EXERCISE AIM: Nothing but the pictures should be left out when you copy the records exactly.
'''
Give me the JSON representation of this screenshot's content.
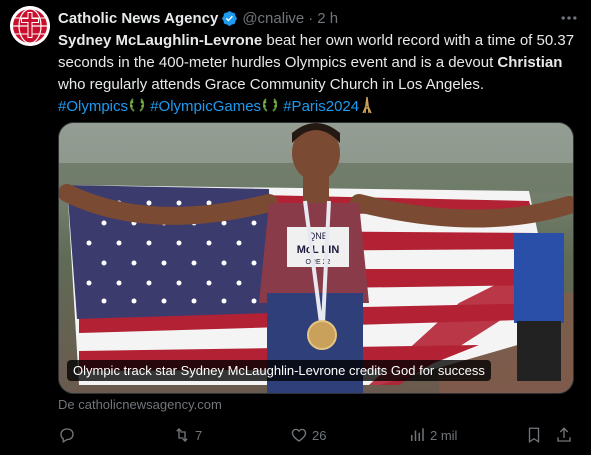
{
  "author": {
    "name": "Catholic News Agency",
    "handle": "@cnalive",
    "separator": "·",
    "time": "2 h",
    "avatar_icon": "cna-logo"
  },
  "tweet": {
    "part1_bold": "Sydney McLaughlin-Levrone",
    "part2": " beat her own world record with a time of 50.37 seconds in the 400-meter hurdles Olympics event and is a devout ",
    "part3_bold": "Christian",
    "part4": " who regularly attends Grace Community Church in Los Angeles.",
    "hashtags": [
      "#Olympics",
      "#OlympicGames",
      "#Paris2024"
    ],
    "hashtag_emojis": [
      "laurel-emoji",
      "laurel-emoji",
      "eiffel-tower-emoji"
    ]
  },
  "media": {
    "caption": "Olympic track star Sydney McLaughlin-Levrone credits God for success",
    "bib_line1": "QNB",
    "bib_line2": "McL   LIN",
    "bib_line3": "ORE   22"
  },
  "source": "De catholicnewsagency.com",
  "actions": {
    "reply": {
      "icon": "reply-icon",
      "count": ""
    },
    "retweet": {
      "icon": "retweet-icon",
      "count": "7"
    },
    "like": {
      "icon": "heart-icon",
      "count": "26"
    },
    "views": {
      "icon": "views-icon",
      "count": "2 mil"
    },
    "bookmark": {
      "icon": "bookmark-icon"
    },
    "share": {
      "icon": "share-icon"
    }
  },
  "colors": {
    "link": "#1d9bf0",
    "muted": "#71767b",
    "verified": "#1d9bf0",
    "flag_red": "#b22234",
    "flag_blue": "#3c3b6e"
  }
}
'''
RESULT:
Give me the JSON representation of this screenshot's content.
{
  "author": {
    "name": "Catholic News Agency",
    "handle": "@cnalive",
    "separator": "·",
    "time": "2 h",
    "avatar_icon": "cna-logo"
  },
  "tweet": {
    "part1_bold": "Sydney McLaughlin-Levrone",
    "part2": " beat her own world record with a time of 50.37 seconds in the 400-meter hurdles Olympics event and is a devout ",
    "part3_bold": "Christian",
    "part4": " who regularly attends Grace Community Church in Los Angeles.",
    "hashtags": [
      "#Olympics",
      "#OlympicGames",
      "#Paris2024"
    ],
    "hashtag_emojis": [
      "laurel-emoji",
      "laurel-emoji",
      "eiffel-tower-emoji"
    ]
  },
  "media": {
    "caption": "Olympic track star Sydney McLaughlin-Levrone credits God for success",
    "bib_line1": "QNB",
    "bib_line2": "McL   LIN",
    "bib_line3": "ORE   22"
  },
  "source": "De catholicnewsagency.com",
  "actions": {
    "reply": {
      "icon": "reply-icon",
      "count": ""
    },
    "retweet": {
      "icon": "retweet-icon",
      "count": "7"
    },
    "like": {
      "icon": "heart-icon",
      "count": "26"
    },
    "views": {
      "icon": "views-icon",
      "count": "2 mil"
    },
    "bookmark": {
      "icon": "bookmark-icon"
    },
    "share": {
      "icon": "share-icon"
    }
  },
  "colors": {
    "link": "#1d9bf0",
    "muted": "#71767b",
    "verified": "#1d9bf0",
    "flag_red": "#b22234",
    "flag_blue": "#3c3b6e"
  }
}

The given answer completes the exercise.